Hepatitis C is one of the hepatotrophic viruses, which predominantly causes a chronic hepatitis.
Common worldwide. Carrier rate of 0.2% in northern Europe.
Five per cent carrier rate in Far East; 1–2% in Mediter-ranean.
ssRNA virus of the flavivirus group. It was discovered in 1988 as being the most common cause of non-A, non-B hepatitis, particularly in blood transfusion recipients. The main route of HCV transmission is parenteral, most patients will give a history of either intravenous drug abuse or a blood/blood product transfusion prior to testing. There is some evidence of sexual transmission, which may be facilitated by coinfection with HIV. Vertical transmission may occur especially if the mother is HIV positive or has a high viral load.
Less than 10% of patients have an acute flulike illness with jaundice, the remainder are asymptomatic at the time of infection. Very rarely hepatitis C can cause fulminant hepatic failure. Following infection most patients develop chronic hepatitis C, which predisposes to cirrhosis and hepatocellular carcinoma. Chronic hepatitis C is often asymptomatic but may cause fatigue, myalgia, nausea, anorexia and right upper quadrant pain. Symptoms and signs of chronic liver disease occur years after initial infection.
Lymphocytic infiltration within the vascular sinusoids. Fatty change is seen in the hepatocytes, with little active hepatocellular necrosis.

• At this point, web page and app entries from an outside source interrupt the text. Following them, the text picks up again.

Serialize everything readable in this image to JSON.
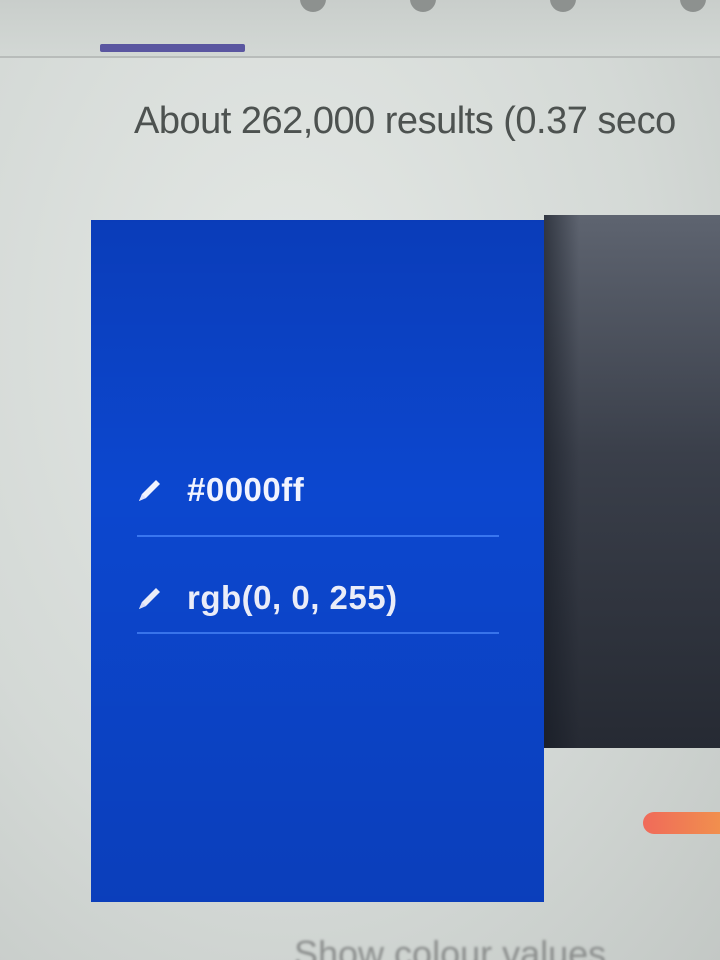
{
  "results": {
    "stats_text": "About 262,000 results (0.37 seco"
  },
  "colour_picker": {
    "hex_value": "#0000ff",
    "rgb_value": "rgb(0, 0, 255)",
    "hex_edit_icon": "pencil-icon",
    "rgb_edit_icon": "pencil-icon",
    "swatch_color": "#0000ff",
    "show_values_label": "Show colour values"
  },
  "colors": {
    "tab_indicator": "#5a56a0",
    "value_underline": "#3a78f2",
    "slider_start": "#f06a5a",
    "slider_end": "#f19a4a"
  }
}
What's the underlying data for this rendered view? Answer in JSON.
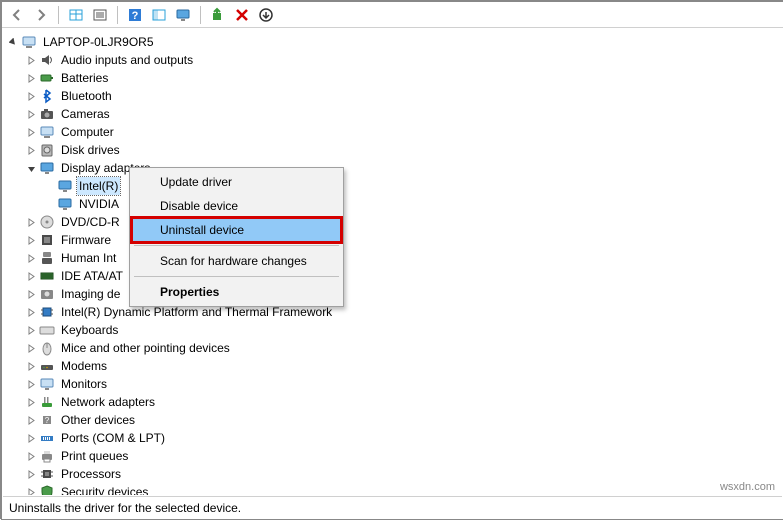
{
  "toolbar": {
    "back": "Back",
    "forward": "Forward",
    "show_hidden": "Show hidden",
    "properties": "Properties",
    "help": "Help",
    "details": "Details",
    "monitor": "Monitor",
    "update": "Update",
    "remove": "Remove",
    "scan": "Scan"
  },
  "tree": {
    "root": "LAPTOP-0LJR9OR5",
    "categories": [
      {
        "label": "Audio inputs and outputs",
        "icon": "speaker",
        "expanded": false
      },
      {
        "label": "Batteries",
        "icon": "battery",
        "expanded": false
      },
      {
        "label": "Bluetooth",
        "icon": "bluetooth",
        "expanded": false
      },
      {
        "label": "Cameras",
        "icon": "camera",
        "expanded": false
      },
      {
        "label": "Computer",
        "icon": "computer",
        "expanded": false
      },
      {
        "label": "Disk drives",
        "icon": "disk",
        "expanded": false
      },
      {
        "label": "Display adapters",
        "icon": "display",
        "expanded": true,
        "children": [
          {
            "label": "Intel(R)",
            "selected": true
          },
          {
            "label": "NVIDIA"
          }
        ]
      },
      {
        "label": "DVD/CD-R",
        "icon": "dvd",
        "expanded": false,
        "clipped": true
      },
      {
        "label": "Firmware",
        "icon": "firmware",
        "expanded": false,
        "clipped": true
      },
      {
        "label": "Human Int",
        "icon": "hid",
        "expanded": false,
        "clipped": true
      },
      {
        "label": "IDE ATA/AT",
        "icon": "ide",
        "expanded": false,
        "clipped": true
      },
      {
        "label": "Imaging de",
        "icon": "imaging",
        "expanded": false,
        "clipped": true
      },
      {
        "label": "Intel(R) Dynamic Platform and Thermal Framework",
        "icon": "chip",
        "expanded": false
      },
      {
        "label": "Keyboards",
        "icon": "keyboard",
        "expanded": false
      },
      {
        "label": "Mice and other pointing devices",
        "icon": "mouse",
        "expanded": false
      },
      {
        "label": "Modems",
        "icon": "modem",
        "expanded": false
      },
      {
        "label": "Monitors",
        "icon": "monitor",
        "expanded": false
      },
      {
        "label": "Network adapters",
        "icon": "network",
        "expanded": false
      },
      {
        "label": "Other devices",
        "icon": "other",
        "expanded": false
      },
      {
        "label": "Ports (COM & LPT)",
        "icon": "port",
        "expanded": false
      },
      {
        "label": "Print queues",
        "icon": "printer",
        "expanded": false
      },
      {
        "label": "Processors",
        "icon": "cpu",
        "expanded": false
      },
      {
        "label": "Security devices",
        "icon": "security",
        "expanded": false
      }
    ]
  },
  "context_menu": {
    "update": "Update driver",
    "disable": "Disable device",
    "uninstall": "Uninstall device",
    "scan": "Scan for hardware changes",
    "properties": "Properties"
  },
  "statusbar": {
    "text": "Uninstalls the driver for the selected device."
  },
  "watermark": "wsxdn.com"
}
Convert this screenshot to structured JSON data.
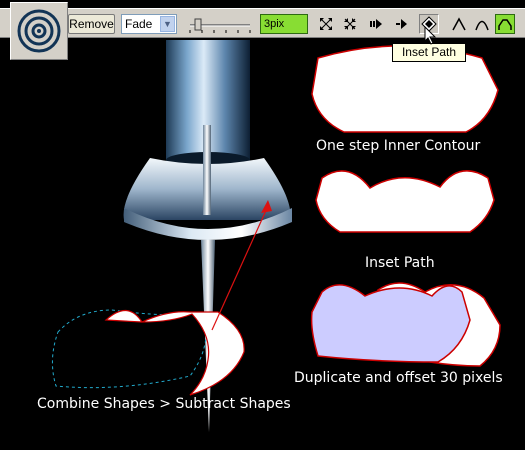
{
  "toolbar": {
    "remove_label": "Remove",
    "blend_select": {
      "value": "Fade"
    },
    "width_value": "3pix"
  },
  "tooltip": {
    "text": "Inset Path"
  },
  "captions": {
    "one_step": "One step Inner Contour",
    "inset_path": "Inset Path",
    "duplicate": "Duplicate and offset 30 pixels",
    "combine": "Combine Shapes > Subtract Shapes"
  },
  "colors": {
    "toolbar_bg": "#d4d0c8",
    "accent_green": "#88dd33",
    "shape_outline": "#cc0000",
    "duplicate_fill": "#ccccff",
    "dashed_outline": "#22aacc"
  }
}
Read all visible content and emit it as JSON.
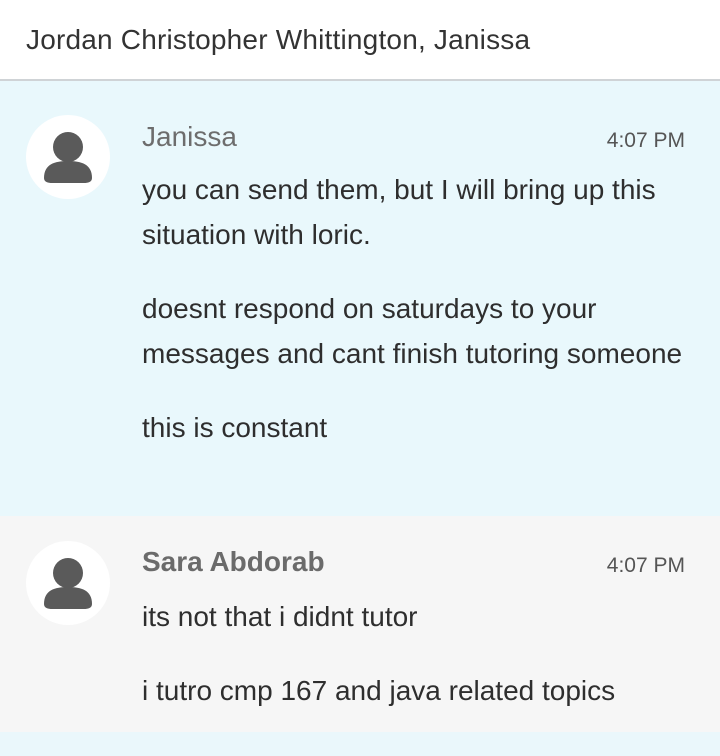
{
  "header": {
    "title": "Jordan Christopher Whittington, Janissa"
  },
  "messages": [
    {
      "sender": "Janissa",
      "time": "4:07 PM",
      "paragraphs": [
        "you can send them, but I will bring up this situation with loric.",
        "doesnt respond on saturdays to your messages and cant finish tutoring someone",
        "this is constant"
      ]
    },
    {
      "sender": "Sara Abdorab",
      "time": "4:07 PM",
      "paragraphs": [
        "its not that i didnt tutor",
        "i tutro cmp 167 and java related topics"
      ]
    }
  ],
  "icons": {
    "avatar": "person-icon"
  },
  "colors": {
    "header_bg": "#ffffff",
    "highlight_bg": "#e9f8fc",
    "plain_bg": "#f6f6f6",
    "avatar_bg": "#ffffff",
    "avatar_icon": "#5a5a5a"
  }
}
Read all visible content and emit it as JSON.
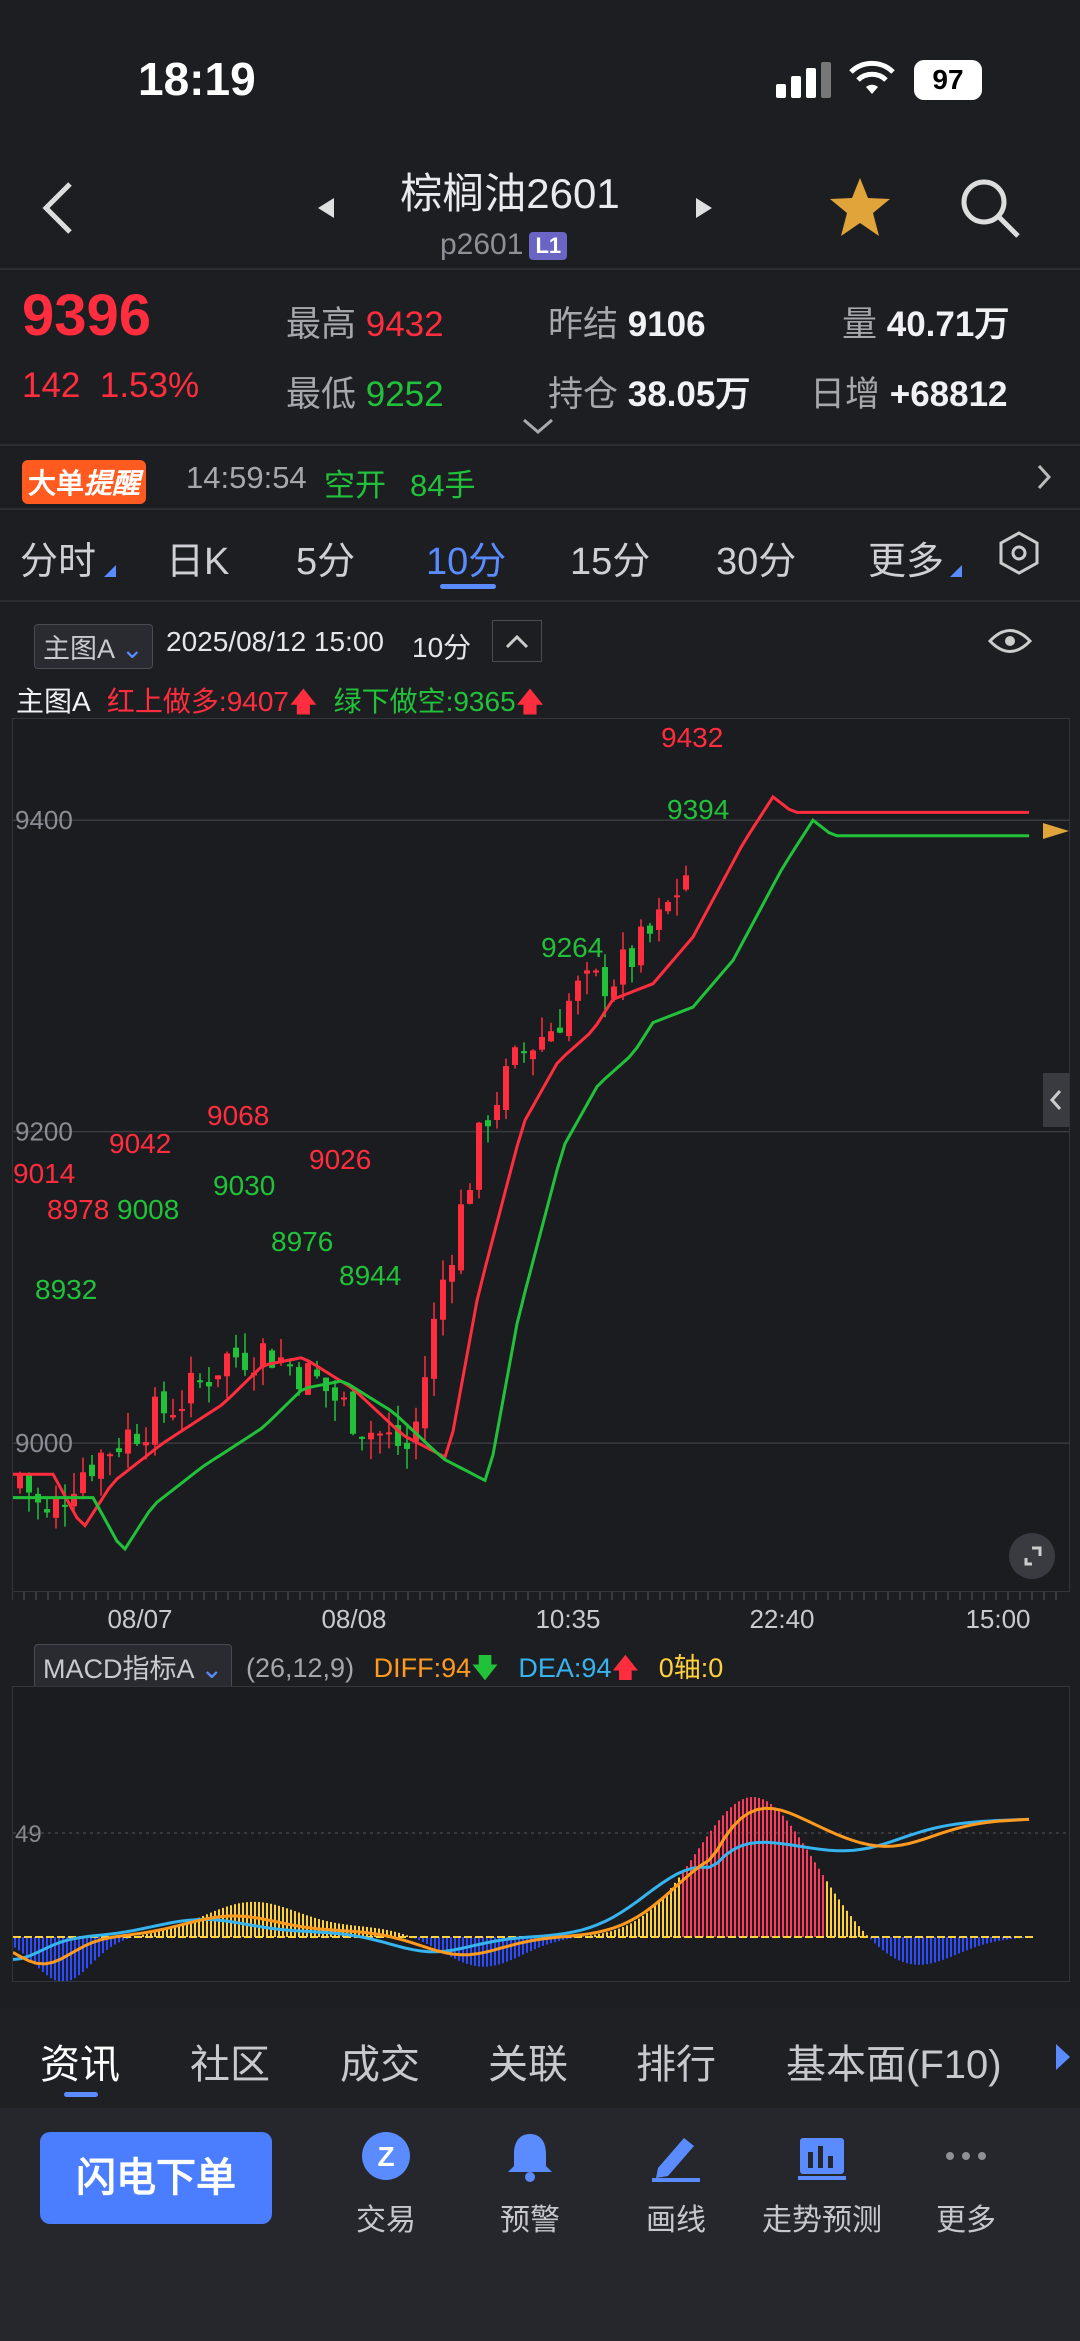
{
  "status": {
    "time": "18:19",
    "battery": "97"
  },
  "nav": {
    "title": "棕榈油2601",
    "code": "p2601",
    "level": "L1"
  },
  "quote": {
    "last": "9396",
    "change": "142",
    "change_pct": "1.53%",
    "high_label": "最高",
    "high": "9432",
    "low_label": "最低",
    "low": "9252",
    "prev_settle_label": "昨结",
    "prev_settle": "9106",
    "open_interest_label": "持仓",
    "open_interest": "38.05万",
    "volume_label": "量",
    "volume": "40.71万",
    "daily_inc_label": "日增",
    "daily_inc": "+68812"
  },
  "alert": {
    "badge_a": "大单",
    "badge_b": "提醒",
    "time": "14:59:54",
    "action": "空开",
    "qty": "84手"
  },
  "period_tabs": [
    "分时",
    "日K",
    "5分",
    "10分",
    "15分",
    "30分",
    "更多"
  ],
  "active_tab": "10分",
  "chart_header": {
    "selector": "主图A",
    "datetime": "2025/08/12 15:00",
    "period": "10分"
  },
  "indicator_line": {
    "name": "主图A",
    "up_label": "红上做多:",
    "up_value": "9407",
    "down_label": "绿下做空:",
    "down_value": "9365"
  },
  "chart_data": {
    "type": "candlestick",
    "y_ticks": [
      "9400",
      "9200",
      "9000"
    ],
    "ylim": [
      8905,
      9465
    ],
    "x_labels": [
      "08/07",
      "08/08",
      "10:35",
      "22:40",
      "15:00"
    ],
    "annotations": [
      "9432",
      "9394",
      "9264",
      "9068",
      "9042",
      "9014",
      "9026",
      "9030",
      "9008",
      "8978",
      "8976",
      "8944",
      "8932"
    ],
    "colors": {
      "up": "#ff2d3d",
      "down": "#21c23a",
      "red_line": "#ff2d3d",
      "green_line": "#21c23a"
    }
  },
  "macd": {
    "selector": "MACD指标A",
    "params": "(26,12,9)",
    "diff_label": "DIFF:94",
    "dea_label": "DEA:94",
    "axis_label": "0轴:0",
    "y_tick": "49"
  },
  "bottom_tabs": [
    "资讯",
    "社区",
    "成交",
    "关联",
    "排行",
    "基本面(F10)"
  ],
  "toolbar": {
    "flash_order": "闪电下单",
    "items": [
      "交易",
      "预警",
      "画线",
      "走势预测",
      "更多"
    ]
  }
}
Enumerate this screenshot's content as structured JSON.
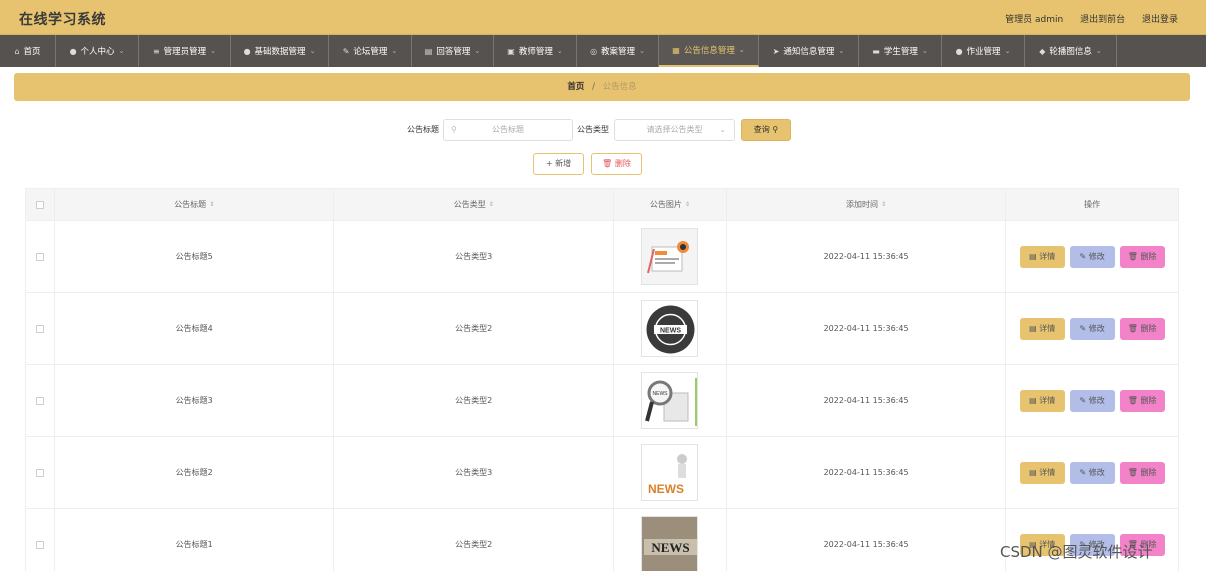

Chronic active hepatitis may be associated with autoimmune hepatitis, Sjogren’s syndrome, lichen planus, thyroiditis, membranous glomerulonephritis, polyarteritis nodosa and mixed essential cryoglobulinemia.
Seroconversion occurs several months after infection, but anti-HCV is found in chronic sufferers of hepatitis, carriers (using ELISA) and those who have recovered from infection.
Acute infection is diagnosed by the presence of HCV RNA in the serum, using PCR. A positive PCR indicates current viraemia whereas a negative test with positive anti-HCV antibodies suggests non-viraemic infection, transient absence of viraemia or recovered infection. Quantification of the viral load may be of use in tailoring treatment.
Liver biopsy is used for assessing liver inflammation, potential progression of fibrosis and the presence or absence of cirrhosis.
Counselling regarding transmission is essential. In acute infection supportive treatment may be necessary. Combination therapy with pegylated interferon α and ribavirin is recommended for the treatment of people aged 18 years and over with moderate to severe chronic hepatitis C (histological evidence of significant scarring and/or significant necrotic inflammation). If ribavirin is contraindicated or not tolerated, pegylated interferon αmonotherapy should be used. Patients with severe cirrhosis may require liver transplantation. There is no available vaccine.